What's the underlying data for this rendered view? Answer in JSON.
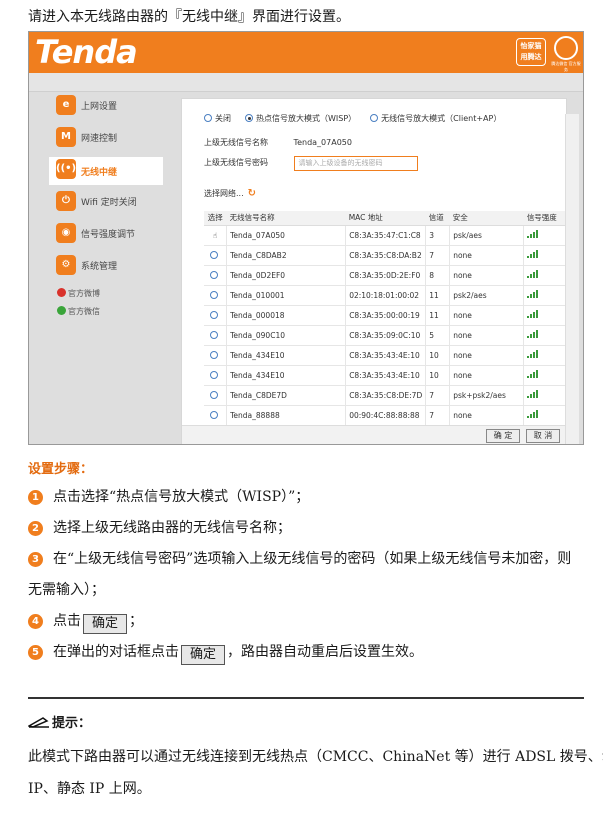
{
  "intro": "请进入本无线路由器的『无线中继』界面进行设置。",
  "router": {
    "logo": "Tenda",
    "badge": [
      "怡家猫",
      "用腾达"
    ],
    "badge_circle_caption": "腾达微信 官方服务",
    "nav": [
      {
        "label": "上网设置",
        "icon": "e-icon",
        "glyph": "e"
      },
      {
        "label": "网速控制",
        "icon": "speed-icon",
        "glyph": "M"
      },
      {
        "label": "无线中继",
        "icon": "wifi-repeat-icon",
        "glyph": "((•))",
        "active": true
      },
      {
        "label": "Wifi 定时关闭",
        "icon": "wifi-timer-icon",
        "glyph": "⏻"
      },
      {
        "label": "信号强度调节",
        "icon": "signal-strength-icon",
        "glyph": "◉"
      },
      {
        "label": "系统管理",
        "icon": "gear-icon",
        "glyph": "⚙"
      }
    ],
    "social": [
      {
        "label": "官方微博",
        "color": "#d9322b"
      },
      {
        "label": "官方微信",
        "color": "#3aa53a"
      }
    ],
    "modes": [
      "关闭",
      "热点信号放大模式（WISP）",
      "无线信号放大模式（Client+AP）"
    ],
    "selected_mode": 1,
    "ssid_label": "上级无线信号名称",
    "ssid_value": "Tenda_07A050",
    "password_label": "上级无线信号密码",
    "password_placeholder": "请输入上级设备的无线密码",
    "scan_label": "选择网络...",
    "columns": [
      "选择",
      "无线信号名称",
      "MAC 地址",
      "信道",
      "安全",
      "信号强度"
    ],
    "rows": [
      {
        "ssid": "Tenda_07A050",
        "mac": "C8:3A:35:47:C1:C8",
        "channel": "3",
        "security": "psk/aes",
        "selected": true
      },
      {
        "ssid": "Tenda_C8DAB2",
        "mac": "C8:3A:35:C8:DA:B2",
        "channel": "7",
        "security": "none"
      },
      {
        "ssid": "Tenda_0D2EF0",
        "mac": "C8:3A:35:0D:2E:F0",
        "channel": "8",
        "security": "none"
      },
      {
        "ssid": "Tenda_010001",
        "mac": "02:10:18:01:00:02",
        "channel": "11",
        "security": "psk2/aes"
      },
      {
        "ssid": "Tenda_000018",
        "mac": "C8:3A:35:00:00:19",
        "channel": "11",
        "security": "none"
      },
      {
        "ssid": "Tenda_090C10",
        "mac": "C8:3A:35:09:0C:10",
        "channel": "5",
        "security": "none"
      },
      {
        "ssid": "Tenda_434E10",
        "mac": "C8:3A:35:43:4E:10",
        "channel": "10",
        "security": "none"
      },
      {
        "ssid": "Tenda_434E10",
        "mac": "C8:3A:35:43:4E:10",
        "channel": "10",
        "security": "none"
      },
      {
        "ssid": "Tenda_C8DE7D",
        "mac": "C8:3A:35:C8:DE:7D",
        "channel": "7",
        "security": "psk+psk2/aes"
      },
      {
        "ssid": "Tenda_88888",
        "mac": "00:90:4C:88:88:88",
        "channel": "7",
        "security": "none"
      }
    ],
    "ok_label": "确 定",
    "cancel_label": "取 消"
  },
  "steps_title": "设置步骤：",
  "steps": [
    {
      "num": "1",
      "text": "点击选择“热点信号放大模式（WISP）”；"
    },
    {
      "num": "2",
      "text": "选择上级无线路由器的无线信号名称；"
    },
    {
      "num": "3",
      "text": "在“上级无线信号密码”选项输入上级无线信号的密码（如果上级无线信号未加密，则",
      "cont": "无需输入）；"
    },
    {
      "num": "4",
      "pre": "点击",
      "button": "确定",
      "post": "；"
    },
    {
      "num": "5",
      "pre": "在弹出的对话框点击",
      "button": "确定",
      "post": "，路由器自动重启后设置生效。"
    }
  ],
  "tip_title": "提示：",
  "tip_lines": [
    "此模式下路由器可以通过无线连接到无线热点（CMCC、ChinaNet 等）进行 ADSL 拨号、动态",
    "IP、静态 IP 上网。"
  ]
}
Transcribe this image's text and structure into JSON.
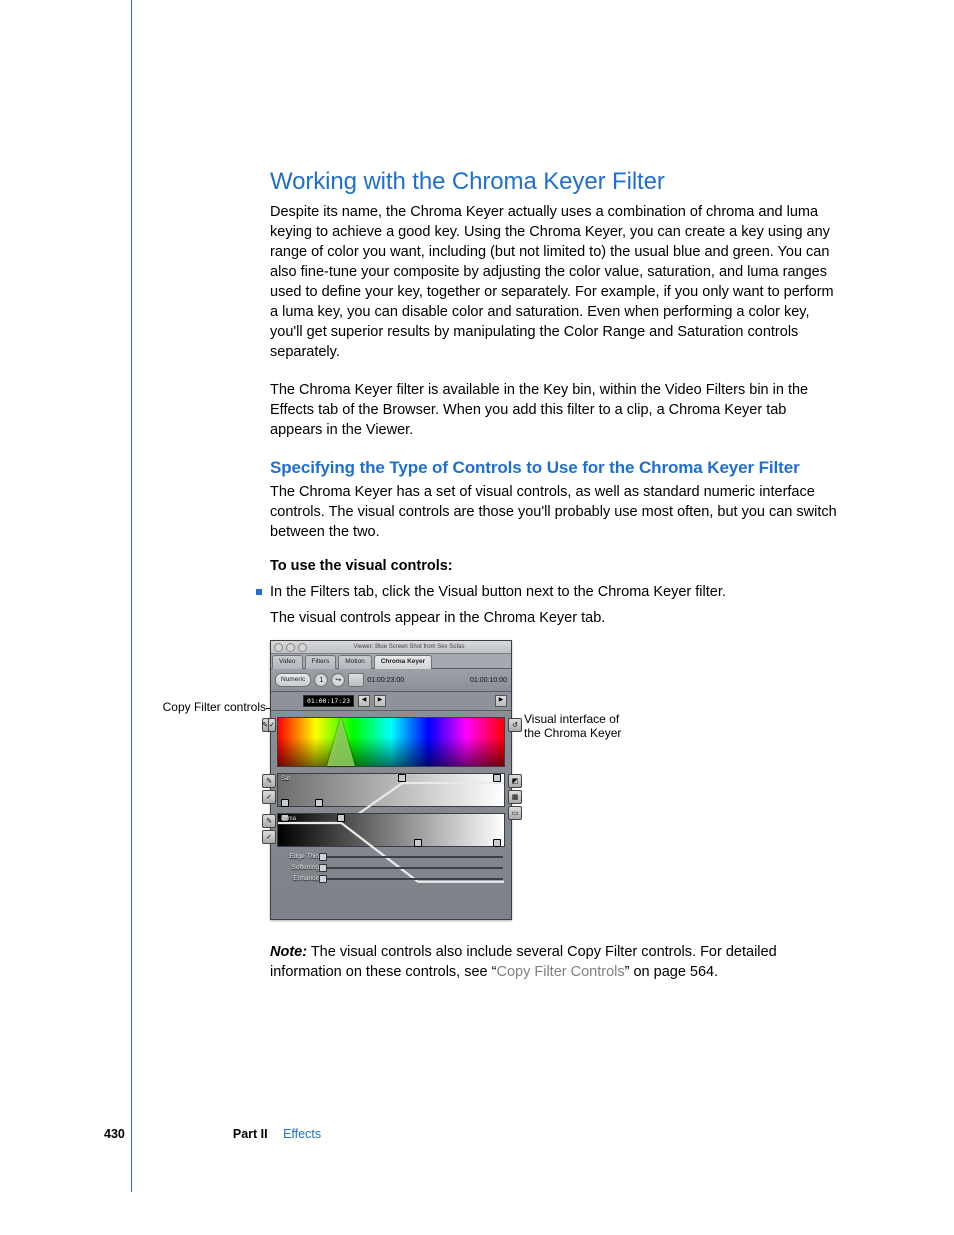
{
  "headings": {
    "h1": "Working with the Chroma Keyer Filter",
    "h2": "Specifying the Type of Controls to Use for the Chroma Keyer Filter"
  },
  "paragraphs": {
    "p1": "Despite its name, the Chroma Keyer actually uses a combination of chroma and luma keying to achieve a good key. Using the Chroma Keyer, you can create a key using any range of color you want, including (but not limited to) the usual blue and green. You can also fine-tune your composite by adjusting the color value, saturation, and luma ranges used to define your key, together or separately. For example, if you only want to perform a luma key, you can disable color and saturation. Even when performing a color key, you'll get superior results by manipulating the Color Range and Saturation controls separately.",
    "p2": "The Chroma Keyer filter is available in the Key bin, within the Video Filters bin in the Effects tab of the Browser. When you add this filter to a clip, a Chroma Keyer tab appears in the Viewer.",
    "p3": "The Chroma Keyer has a set of visual controls, as well as standard numeric interface controls. The visual controls are those you'll probably use most often, but you can switch between the two.",
    "instr_head": "To use the visual controls:",
    "bullet": "In the Filters tab, click the Visual button next to the Chroma Keyer filter.",
    "after_bullet": "The visual controls appear in the Chroma Keyer tab.",
    "note_label": "Note:",
    "note_body_1": "  The visual controls also include several Copy Filter controls. For detailed information on these controls, see “",
    "note_link": "Copy Filter Controls",
    "note_body_2": "” on page 564."
  },
  "callouts": {
    "left": "Copy Filter controls",
    "right_l1": "Visual interface of",
    "right_l2": "the Chroma Keyer"
  },
  "figure": {
    "window_title": "Viewer: Blue Screen Shot from Sex Sofas",
    "tabs": [
      "Video",
      "Filters",
      "Motion",
      "Chroma Keyer"
    ],
    "active_tab_index": 3,
    "numeric_btn": "Numeric",
    "tc_a": "01:00:23:00",
    "tc_b": "01:00:10:00",
    "tc_cur": "01:00:17:23",
    "panel_labels": {
      "sat": "Sat",
      "luma": "Luma"
    },
    "sliders": [
      "Edge Thin",
      "Softening",
      "Enhance"
    ]
  },
  "footer": {
    "page": "430",
    "part": "Part II",
    "section": "Effects"
  }
}
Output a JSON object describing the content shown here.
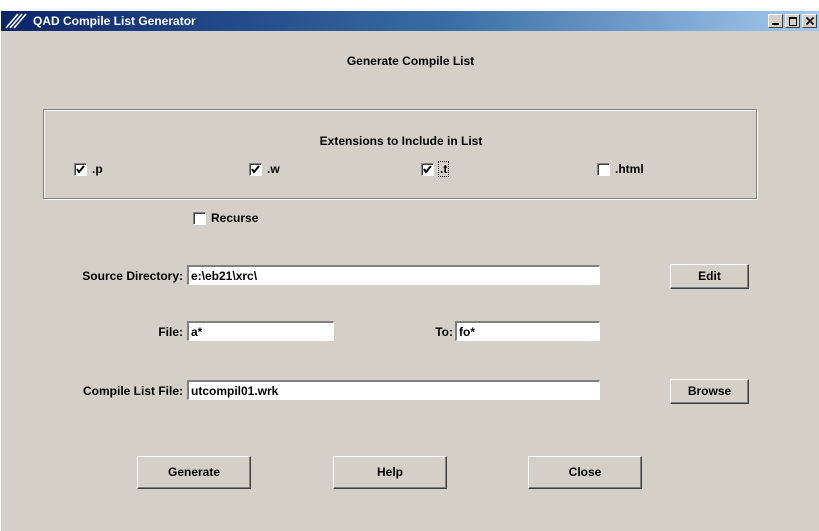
{
  "window": {
    "title": "QAD Compile List Generator"
  },
  "heading": "Generate Compile List",
  "extensions": {
    "title": "Extensions to Include in List",
    "items": [
      {
        "label": ".p",
        "checked": true
      },
      {
        "label": ".w",
        "checked": true
      },
      {
        "label": ".t",
        "checked": true
      },
      {
        "label": ".html",
        "checked": false
      }
    ]
  },
  "recurse": {
    "label": "Recurse",
    "checked": false
  },
  "source_directory": {
    "label": "Source Directory:",
    "value": "e:\\eb21\\xrc\\"
  },
  "edit_button": "Edit",
  "file": {
    "label": "File:",
    "value": "a*"
  },
  "to": {
    "label": "To:",
    "value": "fo*"
  },
  "compile_list_file": {
    "label": "Compile List File:",
    "value": "utcompil01.wrk"
  },
  "browse_button": "Browse",
  "buttons": {
    "generate": "Generate",
    "help": "Help",
    "close": "Close"
  }
}
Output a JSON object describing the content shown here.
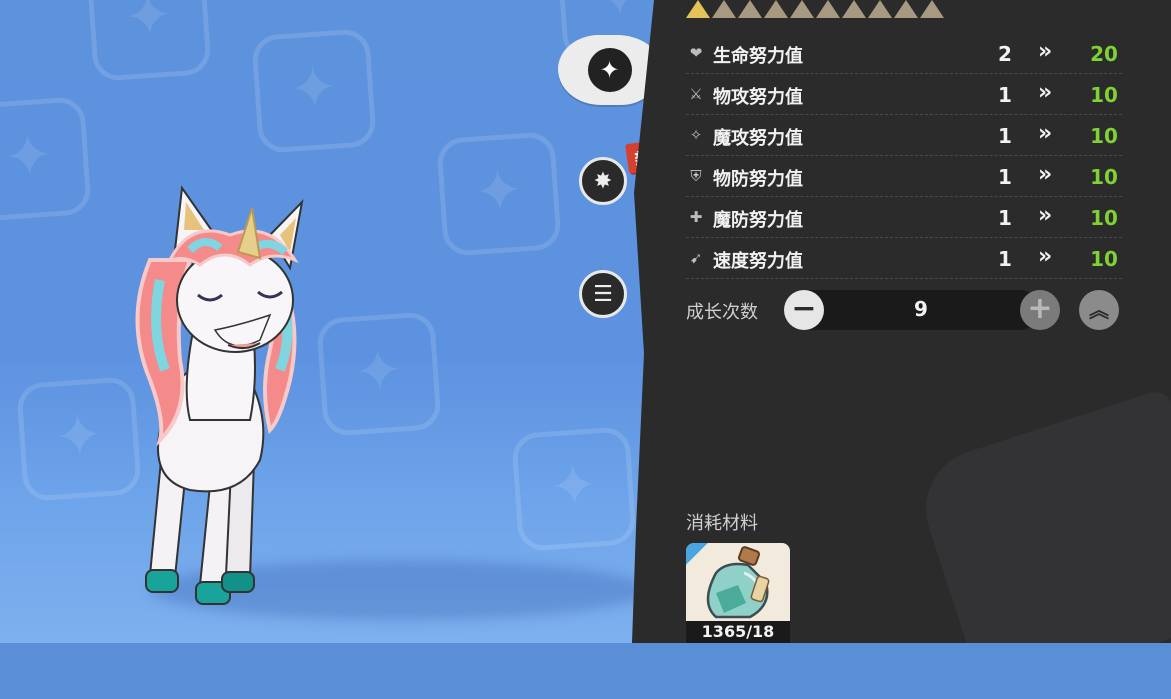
{
  "rank_stars": {
    "filled": 1,
    "total": 10
  },
  "side_menu": {
    "ev_icon": "ev-training-icon",
    "skill_icon": "skill-icon",
    "note_icon": "notes-icon",
    "new_badge": "新"
  },
  "stats": [
    {
      "icon": "heart-icon",
      "label": "生命努力值",
      "current": "2",
      "arrow": "»",
      "next": "20"
    },
    {
      "icon": "sword-icon",
      "label": "物攻努力值",
      "current": "1",
      "arrow": "»",
      "next": "10"
    },
    {
      "icon": "wand-icon",
      "label": "魔攻努力值",
      "current": "1",
      "arrow": "»",
      "next": "10"
    },
    {
      "icon": "shield-icon",
      "label": "物防努力值",
      "current": "1",
      "arrow": "»",
      "next": "10"
    },
    {
      "icon": "magic-shield-icon",
      "label": "魔防努力值",
      "current": "1",
      "arrow": "»",
      "next": "10"
    },
    {
      "icon": "boot-icon",
      "label": "速度努力值",
      "current": "1",
      "arrow": "»",
      "next": "10"
    }
  ],
  "growth": {
    "label": "成长次数",
    "minus": "−",
    "value": "9",
    "plus": "+",
    "max": "︽"
  },
  "materials": {
    "title": "消耗材料",
    "items": [
      {
        "icon": "potion-bottle-icon",
        "count": "1365/18"
      }
    ]
  },
  "colors": {
    "panel_bg": "#2b2b2c",
    "next_value": "#7fd134",
    "star_on": "#e2c259",
    "star_off": "#a89a80",
    "new_badge": "#d6402f"
  }
}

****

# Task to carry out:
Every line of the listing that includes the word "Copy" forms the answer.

# Finished exercise:
    "note_body_1": "  The visual controls also include several Copy Filter controls. For detailed information on these controls, see “",
    "note_link": "Copy Filter Controls",
    "left": "Copy Filter controls",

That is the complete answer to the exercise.